ChESS Series: “Hydromechanical Instabilities and Pattern Formation in Geoscience”

 

Ruben Juanes, Director of Henry L. Pierce Laboratory for Infrastructure Science and Engineering at MIT, delivered the PEI Special Lecture, “Hydromechanical Instabilities and Pattern Formation in Geoscience” at 4:30 p.m. Wed., April 18, in Guyot Hall, Room 10. This event is the sixth in the Challenges in Environmental Sciences Seminar (CHESS) Series organized by PEI in cooperation with campus partners.

The displacement of one fluid by another in a porous medium gives rise to a rich variety of hydrodynamic instabilities. Unstable porous-media flows are essential to understanding many natural and man-made processes, including water infiltration in the vadose zone; carbon dioxide injection and storage in deep saline aquifers; methane venting from organic-rich sediments; and fracturing from fluid injection. Juanes will review a handful of these hydromechanical instabilities, elucidate the key physics at play, and point to modeling frameworks that permit quantitative assessments of their impact at the geologic scale.

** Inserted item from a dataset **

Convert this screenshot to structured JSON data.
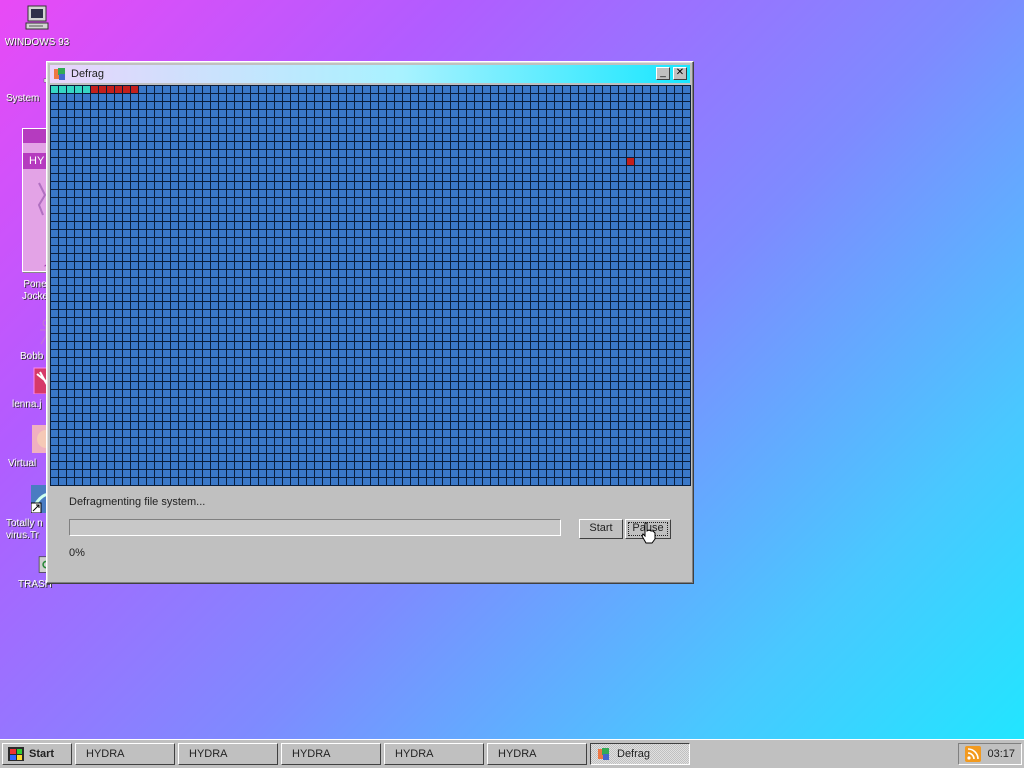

Juanes is a computational geoscientist and engineer whose research focuses on understanding and predicting the simultaneous flow of two or more fluids through rocks, soils and other porous materials. His group combines theory, simulation and experiments that explain fundamental aspects of multi-fluid flow, which are then applied to predictions of large-scale Earth-science problems in the areas of energy and the environment, including geological carbon sequestration, methane hydrates, and ecohydrology of arid environments.

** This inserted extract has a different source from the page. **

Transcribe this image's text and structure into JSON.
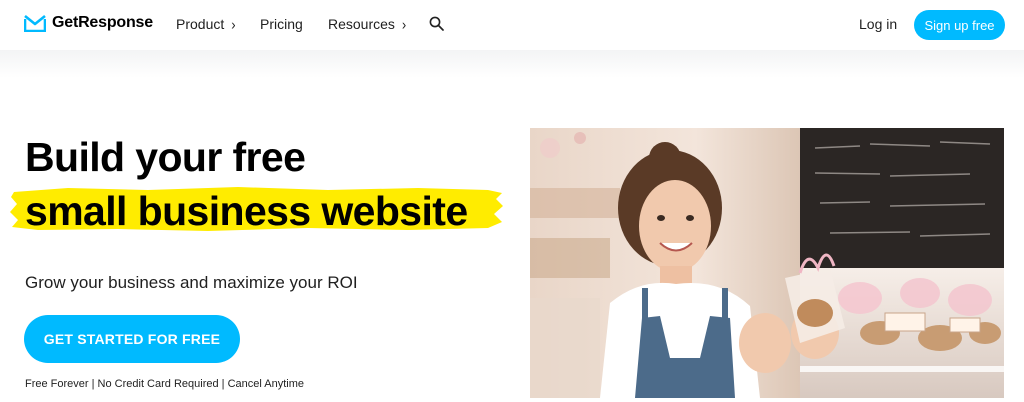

ChESS Series: “Hydromechanical Instabilities and Pattern Formation in Geoscience”

Publish Date

April 18, 2018

Presenter(s)

Ruben Juanes

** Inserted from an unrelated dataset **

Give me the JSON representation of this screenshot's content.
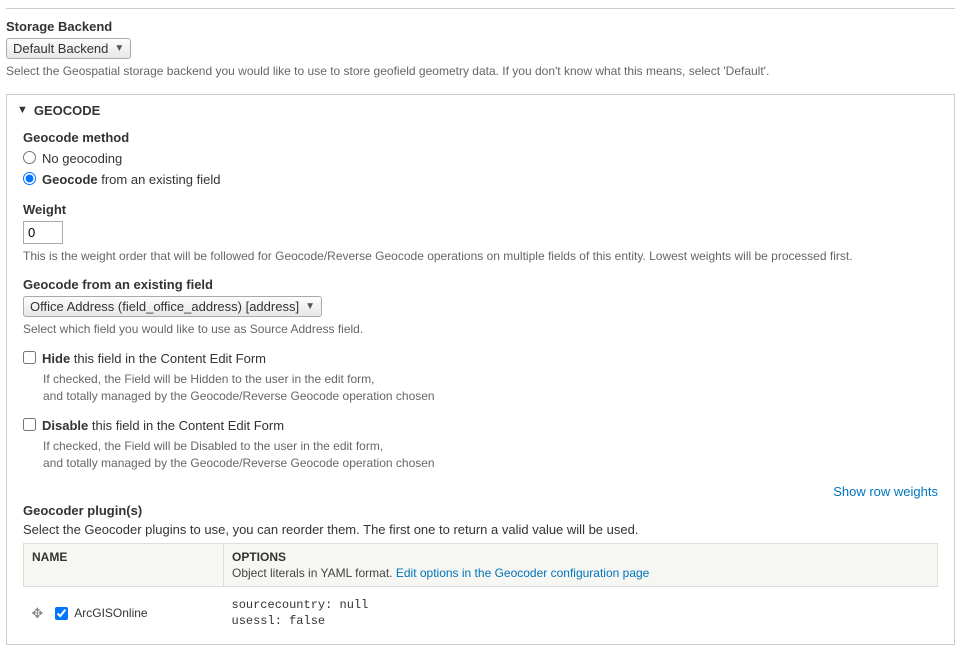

Video Length

01:13:36

 

Ruben Juanes, Director of Henry L. Pierce Laboratory for Infrastructure Science and Engineering at MIT, delivered the PEI Special Lecture, “Hydromechanical Instabilities and Pattern Formation in Geoscience” at 4:30 p.m. Wed., April 18, in Guyot Hall, Room 10. This event is the sixth in the Challenges in Environmental Sciences Seminar (CHESS) Series organized by PEI in cooperation with campus partners.

The displacement of one fluid by another in a porous medium gives rise to a rich variety of hydrodynamic instabilities. Unstable porous-media flows are essential to understanding many natural and man-made processes, including water infiltration in the vadose zone; carbon dioxide injection and storage in deep saline aquifers; methane venting from organic-rich sediments; and fracturing from fluid injection. Juanes will review a handful of these hydromechanical instabilities, elucidate the key physics at play, and point to modeling frameworks that permit quantitative assessments of their impact at the geologic scale.

Juanes is a computational geoscientist and engineer whose research focuses on understanding and predicting the simultaneous flow of two or more fluids through rocks, soils and other porous materials. His group combines theory, simulation and experiments that explain fundamental aspects of multi-fluid flow, which are then applied to predictions of large-scale Earth-science problems in the areas of energy and the environment, including geological carbon sequestration, methane hydrates, and ecohydrology of arid environments.